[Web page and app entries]
Content starts

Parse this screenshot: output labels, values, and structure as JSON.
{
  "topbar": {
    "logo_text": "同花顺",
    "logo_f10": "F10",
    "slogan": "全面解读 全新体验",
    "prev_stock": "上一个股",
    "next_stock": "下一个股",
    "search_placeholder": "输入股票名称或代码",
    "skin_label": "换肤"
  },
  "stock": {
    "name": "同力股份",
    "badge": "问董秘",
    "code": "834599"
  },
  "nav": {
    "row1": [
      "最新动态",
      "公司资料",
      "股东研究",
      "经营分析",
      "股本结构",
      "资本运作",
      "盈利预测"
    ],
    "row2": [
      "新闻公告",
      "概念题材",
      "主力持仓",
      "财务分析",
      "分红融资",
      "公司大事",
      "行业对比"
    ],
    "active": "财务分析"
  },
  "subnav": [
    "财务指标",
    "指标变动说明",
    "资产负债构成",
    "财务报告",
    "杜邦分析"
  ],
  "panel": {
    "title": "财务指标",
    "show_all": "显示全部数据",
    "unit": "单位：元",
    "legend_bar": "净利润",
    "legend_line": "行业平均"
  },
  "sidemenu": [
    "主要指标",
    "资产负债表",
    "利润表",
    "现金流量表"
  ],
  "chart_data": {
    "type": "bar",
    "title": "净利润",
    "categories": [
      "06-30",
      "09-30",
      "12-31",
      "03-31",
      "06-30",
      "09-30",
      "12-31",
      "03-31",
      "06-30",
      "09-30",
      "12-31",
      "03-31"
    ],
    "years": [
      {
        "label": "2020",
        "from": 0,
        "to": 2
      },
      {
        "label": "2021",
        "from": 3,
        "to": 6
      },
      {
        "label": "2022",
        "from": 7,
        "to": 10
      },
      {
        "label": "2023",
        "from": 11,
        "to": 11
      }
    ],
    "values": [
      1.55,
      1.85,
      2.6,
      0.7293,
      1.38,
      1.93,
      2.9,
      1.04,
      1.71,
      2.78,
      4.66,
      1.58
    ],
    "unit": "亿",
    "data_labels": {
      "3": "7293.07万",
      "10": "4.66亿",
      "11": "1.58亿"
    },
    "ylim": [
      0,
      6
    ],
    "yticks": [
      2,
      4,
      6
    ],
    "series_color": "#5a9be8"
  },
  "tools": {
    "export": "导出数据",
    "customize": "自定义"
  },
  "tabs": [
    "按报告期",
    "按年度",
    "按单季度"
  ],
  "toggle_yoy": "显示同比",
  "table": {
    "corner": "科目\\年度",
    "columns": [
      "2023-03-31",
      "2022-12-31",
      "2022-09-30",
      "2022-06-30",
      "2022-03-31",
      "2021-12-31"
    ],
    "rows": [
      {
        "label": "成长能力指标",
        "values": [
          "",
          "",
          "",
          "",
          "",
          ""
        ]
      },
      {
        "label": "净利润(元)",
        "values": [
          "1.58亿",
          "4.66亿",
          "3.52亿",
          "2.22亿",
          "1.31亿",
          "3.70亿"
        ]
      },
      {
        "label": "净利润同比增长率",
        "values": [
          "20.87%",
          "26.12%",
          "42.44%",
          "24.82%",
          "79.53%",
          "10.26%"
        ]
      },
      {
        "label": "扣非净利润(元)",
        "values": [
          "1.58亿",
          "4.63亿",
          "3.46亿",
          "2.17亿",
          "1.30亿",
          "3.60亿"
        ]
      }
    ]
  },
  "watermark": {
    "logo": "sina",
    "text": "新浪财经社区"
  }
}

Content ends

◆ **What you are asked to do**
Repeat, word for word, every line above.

◆ **Answer space**
Parse this screenshot: output labels, values, and structure as JSON.
{
  "topbar": {
    "logo_text": "同花顺",
    "logo_f10": "F10",
    "slogan": "全面解读 全新体验",
    "prev_stock": "上一个股",
    "next_stock": "下一个股",
    "search_placeholder": "输入股票名称或代码",
    "skin_label": "换肤"
  },
  "stock": {
    "name": "同力股份",
    "badge": "问董秘",
    "code": "834599"
  },
  "nav": {
    "row1": [
      "最新动态",
      "公司资料",
      "股东研究",
      "经营分析",
      "股本结构",
      "资本运作",
      "盈利预测"
    ],
    "row2": [
      "新闻公告",
      "概念题材",
      "主力持仓",
      "财务分析",
      "分红融资",
      "公司大事",
      "行业对比"
    ],
    "active": "财务分析"
  },
  "subnav": [
    "财务指标",
    "指标变动说明",
    "资产负债构成",
    "财务报告",
    "杜邦分析"
  ],
  "panel": {
    "title": "财务指标",
    "show_all": "显示全部数据",
    "unit": "单位：元",
    "legend_bar": "净利润",
    "legend_line": "行业平均"
  },
  "sidemenu": [
    "主要指标",
    "资产负债表",
    "利润表",
    "现金流量表"
  ],
  "chart_data": {
    "type": "bar",
    "title": "净利润",
    "categories": [
      "06-30",
      "09-30",
      "12-31",
      "03-31",
      "06-30",
      "09-30",
      "12-31",
      "03-31",
      "06-30",
      "09-30",
      "12-31",
      "03-31"
    ],
    "years": [
      {
        "label": "2020",
        "from": 0,
        "to": 2
      },
      {
        "label": "2021",
        "from": 3,
        "to": 6
      },
      {
        "label": "2022",
        "from": 7,
        "to": 10
      },
      {
        "label": "2023",
        "from": 11,
        "to": 11
      }
    ],
    "values": [
      1.55,
      1.85,
      2.6,
      0.7293,
      1.38,
      1.93,
      2.9,
      1.04,
      1.71,
      2.78,
      4.66,
      1.58
    ],
    "unit": "亿",
    "data_labels": {
      "3": "7293.07万",
      "10": "4.66亿",
      "11": "1.58亿"
    },
    "ylim": [
      0,
      6
    ],
    "yticks": [
      2,
      4,
      6
    ],
    "series_color": "#5a9be8"
  },
  "tools": {
    "export": "导出数据",
    "customize": "自定义"
  },
  "tabs": [
    "按报告期",
    "按年度",
    "按单季度"
  ],
  "toggle_yoy": "显示同比",
  "table": {
    "corner": "科目\\年度",
    "columns": [
      "2023-03-31",
      "2022-12-31",
      "2022-09-30",
      "2022-06-30",
      "2022-03-31",
      "2021-12-31"
    ],
    "rows": [
      {
        "label": "成长能力指标",
        "values": [
          "",
          "",
          "",
          "",
          "",
          ""
        ]
      },
      {
        "label": "净利润(元)",
        "values": [
          "1.58亿",
          "4.66亿",
          "3.52亿",
          "2.22亿",
          "1.31亿",
          "3.70亿"
        ]
      },
      {
        "label": "净利润同比增长率",
        "values": [
          "20.87%",
          "26.12%",
          "42.44%",
          "24.82%",
          "79.53%",
          "10.26%"
        ]
      },
      {
        "label": "扣非净利润(元)",
        "values": [
          "1.58亿",
          "4.63亿",
          "3.46亿",
          "2.17亿",
          "1.30亿",
          "3.60亿"
        ]
      }
    ]
  },
  "watermark": {
    "logo": "sina",
    "text": "新浪财经社区"
  }
}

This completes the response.